“Cannery Row” by John Steinbeck
“Cannery Row” is the first book by Steinbeck that I read because I wanted to and not because a teacher told me I had to prove to him/her that I read it.
“Cannery Row” has everything that one looks for in a Steinbeck book. It has amazing descriptions that allow the reader to feel like they’re fully involved in the story. It has simple language, making it super easy to read. This book is 196 pages and only took me a few hours to read. The book has a seemingly timeless quality. In this book, Steinbeck describes a town, a time, and an industry that was over well before I was born. However, not only do I feel like I was there because of the quality of Steinbeck’s writing, I feel like I am there now because the themes of connection, heartache, and a-progress-that-often-leaves-people-behind are themes that this generation is also struggling with.

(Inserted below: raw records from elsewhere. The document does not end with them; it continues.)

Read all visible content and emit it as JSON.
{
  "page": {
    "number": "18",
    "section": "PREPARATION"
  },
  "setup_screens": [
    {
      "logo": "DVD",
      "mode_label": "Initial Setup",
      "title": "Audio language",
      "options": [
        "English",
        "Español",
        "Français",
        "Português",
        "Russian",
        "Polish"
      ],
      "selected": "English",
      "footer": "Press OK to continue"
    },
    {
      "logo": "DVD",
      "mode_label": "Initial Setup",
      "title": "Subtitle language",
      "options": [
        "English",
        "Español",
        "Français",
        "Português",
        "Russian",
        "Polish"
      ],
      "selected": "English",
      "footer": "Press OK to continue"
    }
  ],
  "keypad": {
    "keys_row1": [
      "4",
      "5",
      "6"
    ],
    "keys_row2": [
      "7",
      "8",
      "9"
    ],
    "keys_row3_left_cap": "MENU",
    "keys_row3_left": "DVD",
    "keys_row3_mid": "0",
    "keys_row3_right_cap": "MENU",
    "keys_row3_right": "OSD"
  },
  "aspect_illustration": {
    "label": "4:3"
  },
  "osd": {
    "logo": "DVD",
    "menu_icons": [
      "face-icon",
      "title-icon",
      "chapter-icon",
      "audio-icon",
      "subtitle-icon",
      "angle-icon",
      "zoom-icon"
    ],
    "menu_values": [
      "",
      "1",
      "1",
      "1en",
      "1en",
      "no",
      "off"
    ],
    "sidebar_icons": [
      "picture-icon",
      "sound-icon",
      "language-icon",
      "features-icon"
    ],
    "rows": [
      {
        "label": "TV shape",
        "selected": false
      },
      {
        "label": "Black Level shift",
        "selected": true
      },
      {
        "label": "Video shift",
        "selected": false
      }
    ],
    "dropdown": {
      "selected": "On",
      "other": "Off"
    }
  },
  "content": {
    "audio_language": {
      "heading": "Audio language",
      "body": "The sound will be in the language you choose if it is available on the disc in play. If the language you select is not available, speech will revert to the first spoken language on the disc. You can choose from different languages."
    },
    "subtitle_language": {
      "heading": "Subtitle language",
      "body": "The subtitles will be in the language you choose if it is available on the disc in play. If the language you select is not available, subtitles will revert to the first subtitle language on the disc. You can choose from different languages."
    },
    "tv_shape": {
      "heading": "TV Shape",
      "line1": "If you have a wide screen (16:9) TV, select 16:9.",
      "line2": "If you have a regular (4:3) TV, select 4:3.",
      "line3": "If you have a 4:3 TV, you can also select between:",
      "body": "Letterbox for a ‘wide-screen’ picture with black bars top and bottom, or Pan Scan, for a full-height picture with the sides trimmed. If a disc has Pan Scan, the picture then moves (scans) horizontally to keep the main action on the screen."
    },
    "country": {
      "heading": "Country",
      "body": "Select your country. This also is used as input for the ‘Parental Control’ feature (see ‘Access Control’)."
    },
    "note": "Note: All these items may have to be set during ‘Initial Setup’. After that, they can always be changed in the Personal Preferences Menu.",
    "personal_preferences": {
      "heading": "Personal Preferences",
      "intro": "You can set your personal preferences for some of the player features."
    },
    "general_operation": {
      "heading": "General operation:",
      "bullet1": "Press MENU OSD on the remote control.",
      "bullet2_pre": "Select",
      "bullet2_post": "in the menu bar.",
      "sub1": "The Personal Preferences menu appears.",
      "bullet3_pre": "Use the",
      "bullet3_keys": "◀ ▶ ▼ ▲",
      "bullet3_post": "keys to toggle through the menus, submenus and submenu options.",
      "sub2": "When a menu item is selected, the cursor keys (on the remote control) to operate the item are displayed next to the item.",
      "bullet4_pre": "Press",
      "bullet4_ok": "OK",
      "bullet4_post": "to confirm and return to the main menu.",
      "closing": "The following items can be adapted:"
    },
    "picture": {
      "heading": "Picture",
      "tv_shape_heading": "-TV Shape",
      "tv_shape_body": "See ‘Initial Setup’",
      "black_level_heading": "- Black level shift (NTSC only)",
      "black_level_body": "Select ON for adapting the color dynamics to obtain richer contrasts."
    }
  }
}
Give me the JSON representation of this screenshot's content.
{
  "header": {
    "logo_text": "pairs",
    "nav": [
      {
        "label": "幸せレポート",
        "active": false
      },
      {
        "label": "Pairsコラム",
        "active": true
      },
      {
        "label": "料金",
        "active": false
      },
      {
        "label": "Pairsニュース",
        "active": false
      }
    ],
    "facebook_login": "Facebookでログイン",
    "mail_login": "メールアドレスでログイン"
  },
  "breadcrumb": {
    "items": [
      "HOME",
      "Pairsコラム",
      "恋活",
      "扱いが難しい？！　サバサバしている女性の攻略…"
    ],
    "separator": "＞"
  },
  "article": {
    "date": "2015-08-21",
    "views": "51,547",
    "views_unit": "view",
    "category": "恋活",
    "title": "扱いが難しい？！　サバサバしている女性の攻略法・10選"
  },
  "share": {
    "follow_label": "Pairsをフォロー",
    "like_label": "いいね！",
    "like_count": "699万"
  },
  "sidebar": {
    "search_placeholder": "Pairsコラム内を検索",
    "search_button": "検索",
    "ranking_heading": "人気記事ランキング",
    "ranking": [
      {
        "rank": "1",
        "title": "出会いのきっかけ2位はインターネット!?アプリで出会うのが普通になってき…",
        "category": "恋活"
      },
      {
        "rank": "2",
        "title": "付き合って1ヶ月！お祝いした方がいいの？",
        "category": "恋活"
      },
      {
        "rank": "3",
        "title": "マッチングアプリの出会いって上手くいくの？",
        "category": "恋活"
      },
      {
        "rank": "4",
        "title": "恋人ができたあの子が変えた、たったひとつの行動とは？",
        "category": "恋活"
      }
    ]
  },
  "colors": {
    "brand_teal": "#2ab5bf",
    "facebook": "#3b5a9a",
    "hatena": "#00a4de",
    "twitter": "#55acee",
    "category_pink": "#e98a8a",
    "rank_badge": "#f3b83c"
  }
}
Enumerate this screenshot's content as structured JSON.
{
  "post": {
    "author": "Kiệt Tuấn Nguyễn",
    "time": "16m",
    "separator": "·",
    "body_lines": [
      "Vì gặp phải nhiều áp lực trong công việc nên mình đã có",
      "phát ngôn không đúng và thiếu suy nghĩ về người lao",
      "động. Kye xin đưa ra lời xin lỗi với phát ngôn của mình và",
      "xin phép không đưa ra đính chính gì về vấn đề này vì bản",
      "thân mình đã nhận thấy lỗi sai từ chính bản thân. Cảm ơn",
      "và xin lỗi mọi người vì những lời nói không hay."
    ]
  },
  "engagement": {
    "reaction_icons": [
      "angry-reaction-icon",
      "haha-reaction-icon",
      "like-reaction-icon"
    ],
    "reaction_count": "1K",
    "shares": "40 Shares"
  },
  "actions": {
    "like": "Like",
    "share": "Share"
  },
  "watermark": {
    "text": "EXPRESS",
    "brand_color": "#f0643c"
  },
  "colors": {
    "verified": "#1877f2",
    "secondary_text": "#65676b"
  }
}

In the author’s own words, “Cannery Row in Monterey in California is a poem, a stink, a grating noise, a quality of light, a tone, a habit, a nostalgia, a dream.” Immediately, I imagine the home I grew up in, the feeling of walking past that home, knowing it is now owned and lived in by someone else. I think of the good and I think of the frustrating.
By now, you’ve probably figured out that I love reading because while it is a solitary activity, books also build community. You’ve probably also figured out that my reviews hold very few, if any, spoilers. I tend to talk more about how the book made me feel, or what it made me think about. This is because, in a sense, books hold or connect memories. I read “Cannery Row” because I was on a family vacation with my husband and my In-laws and we were traveling to Monterey, CA. My husband had just reread the book and he told me he wanted me to read it. It was a wonderful trip, full of fun and laughter. This book will forever be connected to that family vacation, and so I will always feel a certain amount of nostalgia for this book.
Nostalgia – I think John Steinbeck would be proud.